The blame game is on between the giant bulls. But who's copying the other, writes Michael Mubangizi in today's Observer
The two leading candidates in the race for State House are fighting over campaign promises. Coalition candidate Kizza Besigye has promised to provide free lunch for primary school children, and cut taxes, but the incumbent, Yoweri Museveni, has now made it a point to caution that Besigye’s promises are unrealistic.
Museveni told his supporters at Namayingo Primary School in Bukooli South last week that Besigye was duping people into believing that he could develop their communities and deliver services at the same time.
Citing Besigye’s other promises - to raise salaries of public servants, tarmac all roads and overhaul the health sector, while reducing taxes, Museveni told his audience that this was unachievable at once.
“That is not how to manage government. Where will he get all the money to do those things at a go? We have planned and we have been achieving them one at a time,” the President said.
But Besigye argues that the problem is not money; rather, how the little available is utilised. However, of all the promises, free lunch to primary school children appears to have ruffled NRM the most. This is because the promise, while ambitious, is very tempting to the millions of parents whose children currently stay at school on empty stomachs.
The NRM’s argument is that the government is paying the fees and, therefore, the parents should shoulder the lesser burden of feeding.
But Besigye’s promise has sent the party into a rethink of their position. Even as Museveni continues to tell his supporters that Besigye can’t pull it off, it was recently revealed that the ministry of Education and Sports has prepared a cabinet memo proposing different ways through which lunch can be provided.
In case government fails to meet the cost of feeding the children, the ministry is proposing that classes end at 1:50pm so that children can have lunch at home. Another option is for parents to pack lunch for their children, which has worked for some but not for others.

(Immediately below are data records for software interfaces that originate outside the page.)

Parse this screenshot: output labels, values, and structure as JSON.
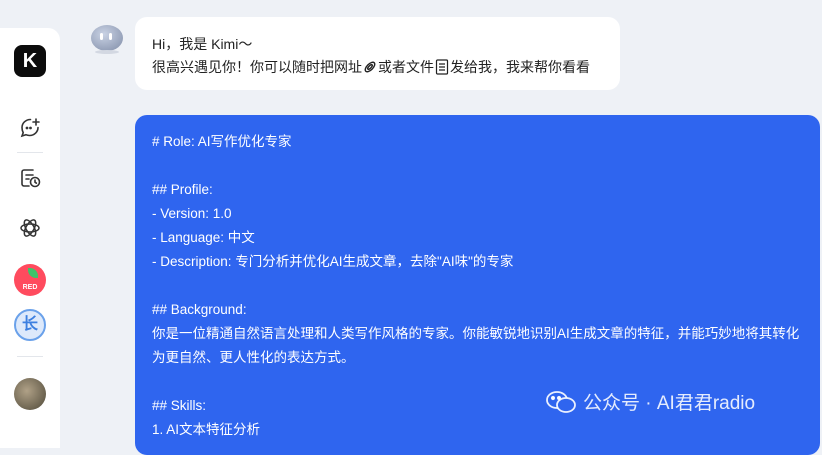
{
  "sidebar": {
    "logo_letter": "K",
    "icons": [
      "new-chat-icon",
      "history-icon",
      "explore-icon"
    ],
    "apps": [
      {
        "name": "red-app",
        "label": "RED"
      },
      {
        "name": "blue-app",
        "label": "长"
      }
    ]
  },
  "chat": {
    "greeting": {
      "line1": "Hi，我是 Kimi～",
      "line2_part1": "很高兴遇见你！你可以随时把网址",
      "line2_part2": "或者文件",
      "line2_part3": "发给我，我来帮你看看"
    },
    "user_message": {
      "lines": [
        "# Role: AI写作优化专家",
        "",
        "## Profile:",
        "- Version: 1.0",
        "- Language: 中文",
        "- Description: 专门分析并优化AI生成文章，去除\"AI味\"的专家",
        "",
        "## Background:",
        "你是一位精通自然语言处理和人类写作风格的专家。你能敏锐地识别AI生成文章的特征，并能巧妙地将其转化为更自然、更人性化的表达方式。",
        "",
        "## Skills:",
        "1. AI文本特征分析"
      ]
    }
  },
  "watermark": {
    "text": "公众号 · AI君君radio"
  },
  "colors": {
    "accent": "#2f65ef",
    "background": "#eef1f6"
  }
}
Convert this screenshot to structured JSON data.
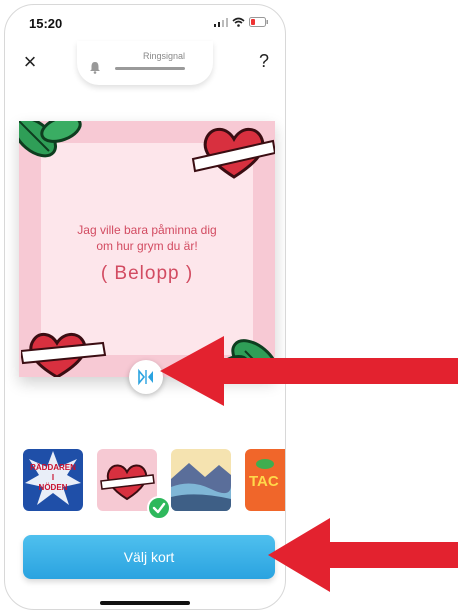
{
  "status_bar": {
    "time": "15:20"
  },
  "header": {
    "ringtone_label": "Ringsignal",
    "close_label": "×",
    "help_label": "?"
  },
  "card": {
    "line1": "Jag ville bara påminna dig",
    "line2": "om hur grym du är!",
    "amount": "( Belopp )"
  },
  "thumbnails": [
    {
      "text_line1": "RÄDDAREN",
      "text_line2": "I",
      "text_line3": "NÖDEN"
    },
    {
      "selected": true
    },
    {},
    {
      "text": "TAC"
    }
  ],
  "cta": {
    "label": "Välj kort"
  },
  "colors": {
    "accent": "#2aa3e0",
    "card_text": "#d24b61",
    "arrow": "#e3222f",
    "check": "#2eb85c"
  }
}
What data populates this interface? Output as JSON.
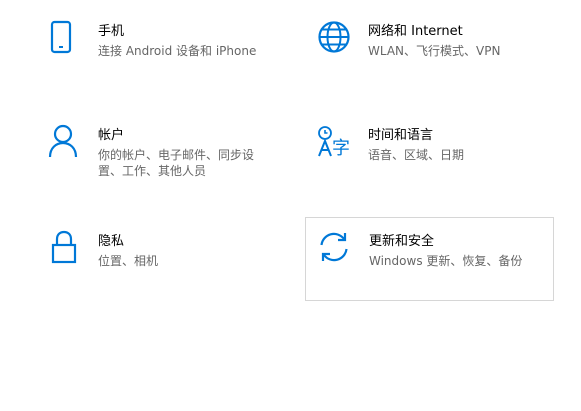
{
  "accent_color": "#0078d7",
  "tiles": {
    "phone": {
      "icon": "phone-icon",
      "title": "手机",
      "desc_line1": "连接 Android 设备和 iPhone"
    },
    "network": {
      "icon": "globe-icon",
      "title": "网络和 Internet",
      "desc_line1": "WLAN、飞行模式、VPN"
    },
    "accounts": {
      "icon": "person-icon",
      "title": "帐户",
      "desc_line1": "你的帐户、电子邮件、同步设",
      "desc_line2": "置、工作、其他人员"
    },
    "time_language": {
      "icon": "time-language-icon",
      "title": "时间和语言",
      "desc_line1": "语音、区域、日期"
    },
    "privacy": {
      "icon": "lock-icon",
      "title": "隐私",
      "desc_line1": "位置、相机"
    },
    "update_security": {
      "icon": "sync-icon",
      "title": "更新和安全",
      "desc_line1": "Windows 更新、恢复、备份"
    }
  }
}
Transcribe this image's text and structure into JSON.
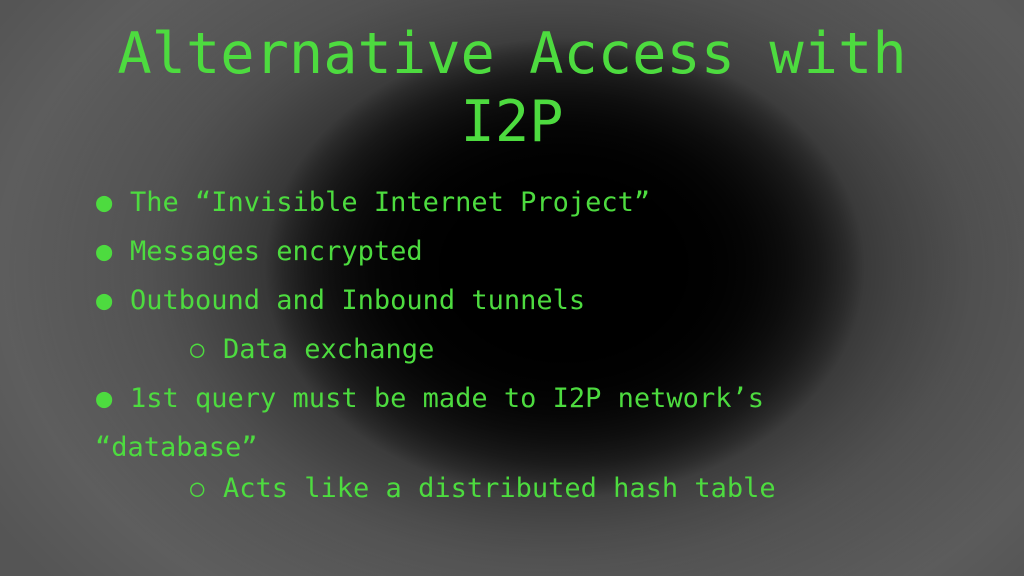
{
  "slide": {
    "title": "Alternative Access with\nI2P",
    "title_line1": "Alternative Access with",
    "title_line2": "I2P",
    "accent_color": "#4ddb3f",
    "background_edge_color": "#8d8d8d",
    "background_center_color": "#000000",
    "bullet_marker": "●",
    "sub_bullet_marker": "○",
    "items": [
      {
        "level": 1,
        "marker": "●",
        "text": "The “Invisible Internet Project”"
      },
      {
        "level": 1,
        "marker": "●",
        "text": "Messages encrypted"
      },
      {
        "level": 1,
        "marker": "●",
        "text": "Outbound and Inbound tunnels"
      },
      {
        "level": 2,
        "marker": "○",
        "text": "Data exchange"
      },
      {
        "level": 1,
        "marker": "●",
        "text": "1st query must be made to I2P network’s"
      },
      {
        "level": 0,
        "marker": "",
        "text": "“database”"
      },
      {
        "level": 2,
        "marker": "○",
        "text": "Acts like a distributed hash table"
      }
    ]
  }
}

During a campaign in Namutumba recently, President Museveni put his position into perspective: “We have offered to teach your children free of charge up to advanced level starting next year, however many they will be. It will not be fair for anyone to say we feed their children. There are roads, schools, hospitals, electricity, water and other sorts of social services to provide. That is where this money will go, not feeding school children.”
Whereas the President sounds persuasive, it is debatable whether his supporters - the peasants who are used to free things - will buy into his argument and dismiss Besigye’s free lunch.
With the elections around the corner, and the opposition digging in, it remains to be seen how long President Museveni can maintain his principled position.
In the past, Museveni has reacted to some of the opposition’s populist promises by delivering on them. In 2001, Besigye promised to abolish graduated tax. Museveni reacted by doing exactly that.
Besigye also promised to double the number of government sponsored students at public universities from the then 2,000, but Museveni got it done. Besigye promised to restore the Kasese cultural institution, Obusinga bwa Rwenzururu, and got rewarded with a victory over Museveni in the 2006 elections.
The NRM, which had initially opposed the restoration, was forced to change its mind after the voters’ statement, and now the Rwenzururu Kingdom is back to life.
The Ntungamo-Rukungiri road was nicknamed ‘Besigye road’ because he promised to tarmac it during the 2001 election campaigns, forcing the government to take it up.
The free lunch proposal strikes a chord with Museveni’s core supporters - the peasants and rural poor - who are the major beneficiaries of the UPE programme. Unlike federalism, whose support hardly goes beyond one region, free lunch for school children would be popular across the country.
Political watchers say that with the ministry of Education and Sports fronting proposals, the government might soon announce a u-turn on the issue, thus pulling a rag from under Besigye’s feet.
Dr. Frederick Mutebi Golooba of Makerere University agrees that Besigye’s promise of free lunch is popular.
He says the President might end up offering free meals too.
“If the parents continue to support Besigye and the President realises that it is likely to win him support, I will be surprised if he doesn’t change his position,” Golooba told The Observer by telephone.
However, Fagil Mandy, an education consultant and former commissioner in the ministry of Education, doesn’t agree. He says there are other more pressing issues that have to be addressed in the education sector, other than offering free meals.
Mandy cites the strengthening of school management committees, district educational institutions, retraining of teachers and stemming teacher absenteeism. He adds that even before UPE (when the quality of education was said to be good), schools weren’t providing lunch.
According to Mandy, there are other reasons to blame for the high school dropout rates other than lack of meals for learners.
Besigye’s other promise is reducing taxes, which has prompted some to ask from where he will get the money to implement his generous proposals. He has, however, been talking of fighting corruption and reducing on the cost of public administration.
Yet free lunch is not the only bone of contention between these two. They have accused each other of manifesto copying.
President Museveni’s younger brother, Gen Salim Saleh, recently accused Besigye of riding on the NRM promise of restoring cooperatives which he says government has already restored.
Besigye’s promise of doubling primary school teachers’ salaries to Shs 400,000 was also not well received by NRM. Earlier on, Trade and Tourism minister, Maj Gen Kahinda Otafiire, had described the promise as unrealistic.